Holidays are an important part of workplace in France. Unlike Americans, who tend to feel embarrassed even asking for holidays, the French will often vanish for a month at a time during the summer.
This tradition would seem to be at odds with game development, where crunch is continuously highlighted as a very real issue, but Ghost Recon Breakpoint executive producer Nouredine Abboud insists that work-life balance is as much a priority as ever.
"Work and life balance is very important not just for me as a producer, but as a human being," Abboud tells USgamer. "I like surfing a lot, and I want to make sure that my work always makes sense with my passions. If I apply this to myself, I think it's important that I apply it to the whole team."
Squaring this desire with the massive amount of work required to make a game like Breakpoint obviously isn't easy. Like Wildlands before it, Breakpoint is a large open-world shooter featuring both solo and multiplayer content. As a live service game, Ubisoft's ambitious content plan calls for 12 new faction missions per day, as well as multiple post-launch episodes.
This isn't all that's on the Ghost Recon team's plate. It's also averaging a title update a month on Ghost Recon Wildlands. As recently as July, Wildlands got an entirely new PvPvE mode called Mercenaries. That's a lot for one team to handle.
In light of games like Apex Legends intentionally keeping its content plans conservative in order to avoid overworking its developers, it's easy to wonder how Ubisoft is making it all work. The answer, it turns out, is to have a bigger team than anyone else.
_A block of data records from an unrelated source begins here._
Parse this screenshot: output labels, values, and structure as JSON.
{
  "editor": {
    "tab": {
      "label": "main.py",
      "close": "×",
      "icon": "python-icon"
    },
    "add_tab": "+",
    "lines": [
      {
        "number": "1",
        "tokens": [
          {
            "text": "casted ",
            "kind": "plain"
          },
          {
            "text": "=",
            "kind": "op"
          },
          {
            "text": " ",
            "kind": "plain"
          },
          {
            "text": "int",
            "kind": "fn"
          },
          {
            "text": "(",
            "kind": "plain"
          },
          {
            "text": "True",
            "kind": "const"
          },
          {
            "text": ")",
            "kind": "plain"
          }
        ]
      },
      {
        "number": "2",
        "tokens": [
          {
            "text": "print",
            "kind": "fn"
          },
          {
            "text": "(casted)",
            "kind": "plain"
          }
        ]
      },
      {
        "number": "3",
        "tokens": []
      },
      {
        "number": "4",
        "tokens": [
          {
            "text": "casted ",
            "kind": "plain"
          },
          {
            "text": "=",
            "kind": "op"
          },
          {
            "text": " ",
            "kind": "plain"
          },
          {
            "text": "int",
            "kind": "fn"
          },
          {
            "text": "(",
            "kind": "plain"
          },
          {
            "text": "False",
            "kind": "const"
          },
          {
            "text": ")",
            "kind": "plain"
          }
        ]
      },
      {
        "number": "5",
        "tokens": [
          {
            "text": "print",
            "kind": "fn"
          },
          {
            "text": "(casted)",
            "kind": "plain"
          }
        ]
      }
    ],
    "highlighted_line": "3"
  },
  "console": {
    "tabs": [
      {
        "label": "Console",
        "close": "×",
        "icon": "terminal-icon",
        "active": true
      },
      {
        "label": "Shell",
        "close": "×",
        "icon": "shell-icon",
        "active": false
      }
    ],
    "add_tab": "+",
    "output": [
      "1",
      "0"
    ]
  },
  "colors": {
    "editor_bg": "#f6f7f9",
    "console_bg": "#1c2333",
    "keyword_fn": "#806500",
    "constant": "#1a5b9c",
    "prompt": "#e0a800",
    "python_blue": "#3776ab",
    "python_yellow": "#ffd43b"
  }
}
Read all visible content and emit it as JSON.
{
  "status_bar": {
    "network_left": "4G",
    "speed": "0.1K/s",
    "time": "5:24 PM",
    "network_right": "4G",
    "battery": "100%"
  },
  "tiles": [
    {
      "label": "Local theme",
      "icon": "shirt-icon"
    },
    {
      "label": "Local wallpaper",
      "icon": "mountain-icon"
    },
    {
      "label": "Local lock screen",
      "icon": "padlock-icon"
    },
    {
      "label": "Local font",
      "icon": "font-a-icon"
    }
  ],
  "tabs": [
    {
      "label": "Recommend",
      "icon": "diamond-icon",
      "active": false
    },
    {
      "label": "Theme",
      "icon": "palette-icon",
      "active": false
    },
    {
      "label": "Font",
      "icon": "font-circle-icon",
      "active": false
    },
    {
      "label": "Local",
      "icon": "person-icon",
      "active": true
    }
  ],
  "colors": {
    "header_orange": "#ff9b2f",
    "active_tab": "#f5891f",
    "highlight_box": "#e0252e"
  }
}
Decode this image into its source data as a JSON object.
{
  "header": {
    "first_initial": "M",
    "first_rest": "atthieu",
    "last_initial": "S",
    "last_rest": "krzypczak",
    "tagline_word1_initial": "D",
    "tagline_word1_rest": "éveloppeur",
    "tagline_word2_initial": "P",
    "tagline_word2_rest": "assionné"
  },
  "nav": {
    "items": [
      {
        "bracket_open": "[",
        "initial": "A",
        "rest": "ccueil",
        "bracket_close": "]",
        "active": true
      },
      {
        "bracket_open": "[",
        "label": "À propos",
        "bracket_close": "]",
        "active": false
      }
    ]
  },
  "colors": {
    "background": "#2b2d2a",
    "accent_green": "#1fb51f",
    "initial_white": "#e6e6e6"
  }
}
Abboud credits the ability to maintain work-life balance to a battle-hardened group of more than 1000 people across eight studios who are coming off two years of working on Wildlands. "This team was able to deliver nearly one update per month [for Wildlands] and work on Breakpoint at the same time," Abboud says. "It says a lot about our capability as a team that we were able to do that while retaining work and life balance. This is not a promise for the future, this is the reality."
Abboud says this sort of scale affords the flexiblity to give developers time off as necessary, and also results in fewer bottlenecks. The Ghost Recon Breakpoint team is scattered across eight European studios, including Paris, Bordeaux, Montpellier, Bucharest, Belgrade, Odessa, Kiev, and Milan. While this structure might have the potential to be unwieldy, Abboud sees it as a strength.
"If you have people in eight countries with the management and motivation, and they know what they're doing, this gives you flexibility," he says, "We have Bucharest working on the PvP, they're motivated and know what they're doing."
Ubisoft is not the first publisher to attempt a multi-studio structure, but it does seem to have perfected the logistics needed for far-flung teams to collaborate successfully. Other publishers, most notably EA, have tried, but have run into difficulties with time zones and other issues. Mass Effect: Andromeda was one game where even the most basic tasks could be onerous owing to the logistics involved.
Larian Studios similarly had trouble integrating multiple studios while working on Divinity: Original Sin 2. Among other things, Larian tried to have the studios develop every act in parallel, resulting in a massive headache as studio founder Swen Vincke struggled to review dialogue from Ghent while in Quebec. Vincke claims the decision to shift resources to developing one act at a time "saved the project."
Ubisoft, with its network of 26 studios from Montreal to Sofia, appears used to such challenges. Abboud says he's lucky to have the publisher's resources at his disposal as he and his team race to finish Breakpoint. "As long as it's a goal, work and life balance, and you have the means, and the size... and I'm lucky because I'm working at Ubisoft, so I have access to studios, talent, and motivation, and not everyone is lucky enough."
We have just about a month to go until Ghost Recon Breakpoint is out. It will release on October 4 on PC, PlayStation 4, and Xbox One. You can register for the open beta here.